It is generally accepted that we are all responsible for our actions.
Except for when we’re kids, that is.
When you are a minor, you are absolved of at least partial responsibility for what you do. The young get breaks, lighter sentences, second chances and are afforded a number of institutionalized clemencies they won’t get when they’re grown up. It feels instinctively correct that children should bear less responsibility than adults. Our common sense confirms it, too. They are less capable than adults. Even the law upholds a difference in its different treatment of the two.
But if responsibility is something you can arbitrarily reduce, perhaps it is an important quantity we should take greater pains to measure and account for, especially since we are indulging to adjust its value as often as we do.
From the perspective of a child, we know only that some responsibility has been lifted from us. We may measure it as lesser punishment, etc. But, as an amount of responsibility taken from our shoulders, we have no clue where it has gone.

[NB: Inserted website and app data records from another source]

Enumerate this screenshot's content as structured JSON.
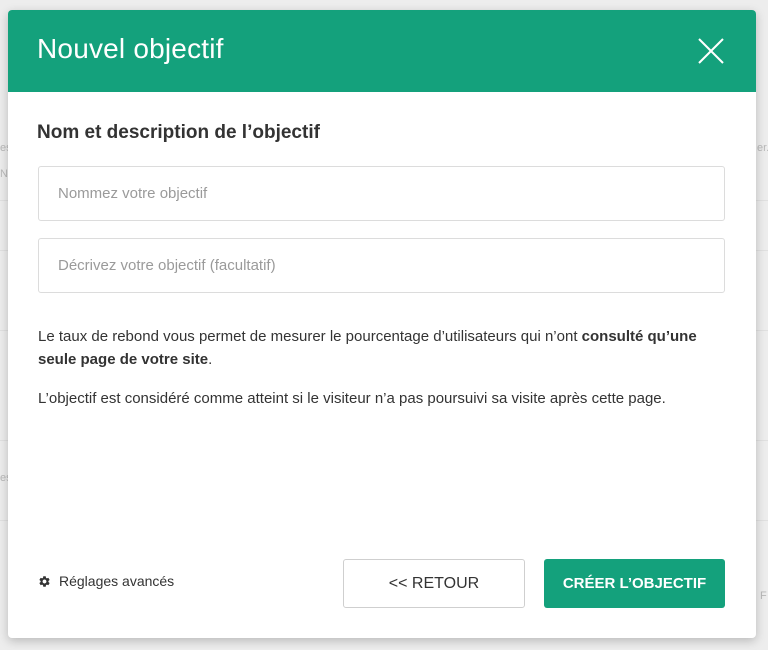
{
  "background": {
    "fragments": [
      "es",
      "N",
      "es",
      "er.",
      "F"
    ]
  },
  "modal": {
    "title": "Nouvel objectif",
    "close_icon": "close-icon",
    "section_title": "Nom et description de l’objectif",
    "name_input": {
      "placeholder": "Nommez votre objectif",
      "value": ""
    },
    "description_input": {
      "placeholder": "Décrivez votre objectif (facultatif)",
      "value": ""
    },
    "paragraph1": {
      "before": "Le taux de rebond vous permet de mesurer le pourcentage d’utilisateurs qui n’ont ",
      "bold": "consulté qu’une seule page de votre site",
      "after": "."
    },
    "paragraph2": "L’objectif est considéré comme atteint si le visiteur n’a pas poursuivi sa visite après cette page.",
    "footer": {
      "advanced_label": "Réglages avancés",
      "advanced_icon": "gear-icon",
      "back_label": "<< RETOUR",
      "create_label": "CRÉER L’OBJECTIF"
    }
  },
  "colors": {
    "accent": "#14a17c",
    "text": "#333333",
    "border": "#dcdcdc"
  }
}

From the perspective of the parent, we may know how to reduce the responsibility of the child (again, as lesser punishment), but we may not know how to increase it upon ourselves accordingly. As parents, we may not even be aware that there is an inescapable connection between reducing responsibility in one person and increasing it in another.
This begs further scrutiny. Part of the problem may be that “responsibility” is a bit of a fuzzy word. Sometimes, it’s a good thing. Sometimes, it’s a bad thing. To get a better handle on the Math of Responsibility, let’s use the word “blame” for a moment, instead. Blame is arguably interchangeable with the negative instance of responsibility. Let’s further assume that there is a fixed amount of it — by that I mean that you cannot decrease blame here without increasing blame there. Blame is unpleasant, as we all know. It makes sense that we would try to take advantage of as many opportunities to shed blame as we possibly could. It also makes sense that we would do all we could to avoid taking blame. In a society like ours, where we have many kinds of personal and legal circumstances where the blame of a person may be diminished (extenuating circumstances, I think they call them), you can expect that some significant amount of blame is sitting unclaimed in a pile on the floor.

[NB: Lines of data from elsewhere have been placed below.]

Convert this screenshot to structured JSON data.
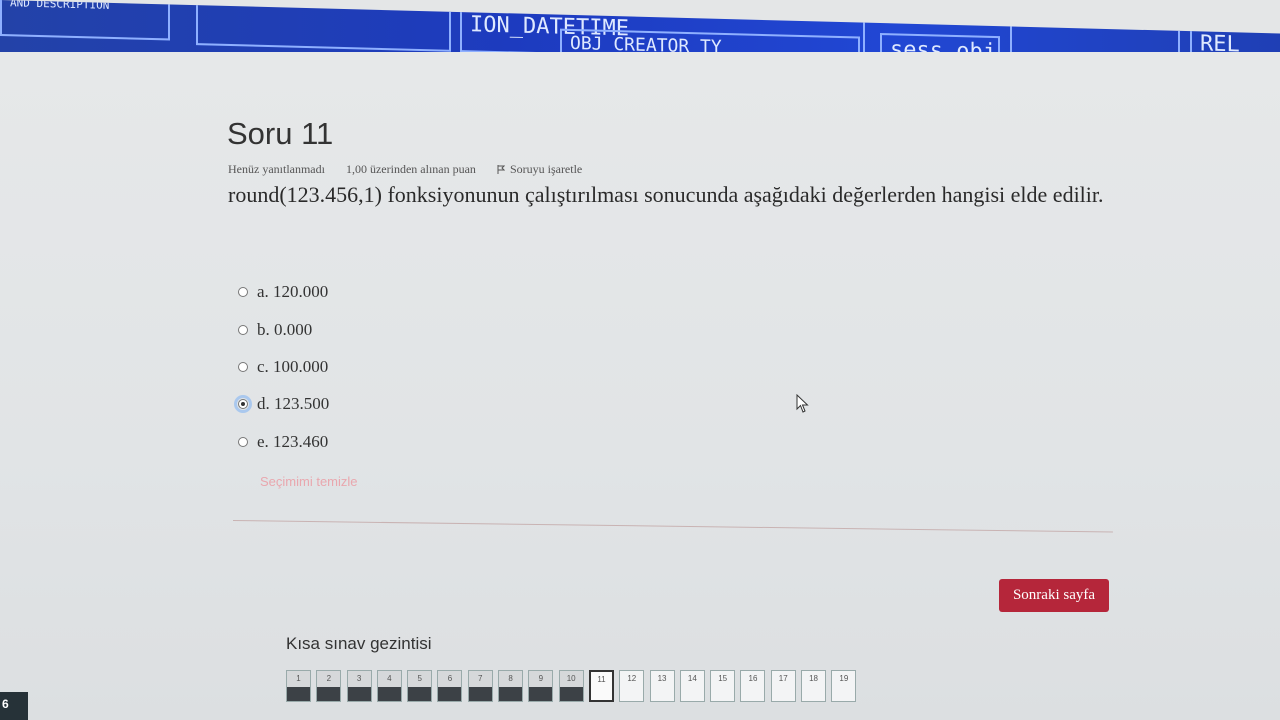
{
  "banner": {
    "text_1": "AND DESCRIPTION",
    "text_2": "ION_DATETIME",
    "text_3": "OBJ_CREATOR_TY",
    "text_4": "sess_obj",
    "text_5": "REL"
  },
  "question": {
    "title": "Soru 11",
    "status": "Henüz yanıtlanmadı",
    "marks": "1,00 üzerinden alınan puan",
    "flag_label": "Soruyu işaretle",
    "text": "round(123.456,1) fonksiyonunun çalıştırılması sonucunda aşağıdaki değerlerden hangisi elde edilir."
  },
  "answers": [
    {
      "label": "a. 120.000",
      "checked": false
    },
    {
      "label": "b. 0.000",
      "checked": false
    },
    {
      "label": "c. 100.000",
      "checked": false
    },
    {
      "label": "d. 123.500",
      "checked": true
    },
    {
      "label": "e. 123.460",
      "checked": false
    }
  ],
  "clear_choice": "Seçimimi temizle",
  "next_button": "Sonraki sayfa",
  "navigation": {
    "title": "Kısa sınav gezintisi",
    "current": 11,
    "items": [
      {
        "label": "1",
        "state": "answered"
      },
      {
        "label": "2",
        "state": "answered"
      },
      {
        "label": "3",
        "state": "answered"
      },
      {
        "label": "4",
        "state": "answered"
      },
      {
        "label": "5",
        "state": "answered"
      },
      {
        "label": "6",
        "state": "answered"
      },
      {
        "label": "7",
        "state": "answered"
      },
      {
        "label": "8",
        "state": "answered"
      },
      {
        "label": "9",
        "state": "answered"
      },
      {
        "label": "10",
        "state": "answered"
      },
      {
        "label": "11",
        "state": "current"
      },
      {
        "label": "12",
        "state": "unanswered"
      },
      {
        "label": "13",
        "state": "unanswered"
      },
      {
        "label": "14",
        "state": "unanswered"
      },
      {
        "label": "15",
        "state": "unanswered"
      },
      {
        "label": "16",
        "state": "unanswered"
      },
      {
        "label": "17",
        "state": "unanswered"
      },
      {
        "label": "18",
        "state": "unanswered"
      },
      {
        "label": "19",
        "state": "unanswered"
      }
    ]
  },
  "corner_badge": "6",
  "colors": {
    "accent": "#b5263a",
    "clear_link": "#e9a7ae",
    "banner": "#1d3bbf"
  }
}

Now let’s go back to calling blame responsibility.
The relationship between parent and child in many ways mirrors the relationship between the individual Citizen and the State. The “kids” are taking advantage of every opportunity to duck responsibility. But the parents are not really taking it upon themselves, either.
Thus, there is a Responsibility Deficit.
Like other types of deficit, the responsibility deficit can only be corrected by a willingness to work hard for little reward, at least for a while, until the system re-equilibrates. As you would expect, there is little interest on anyone’s part in doing this.
Parents will have to work harder to develop in themselves a feeling of permanent responsibility for their children. This becomes especially difficult for a parent once the child is no longer a child, and is presumed to bear full responsibility for themselves. Likewise, as children become adults, they will have to work harder to assume 100% responsibility for themselves, though they know their parents will bear some amount. If both conditions are met, there would be an overlap. The sum of the responsibility held by the parent and the child would be greater than 100% — and there would be a surplus of responsibility, instead of a deficit.
That seems like it would be a good thing.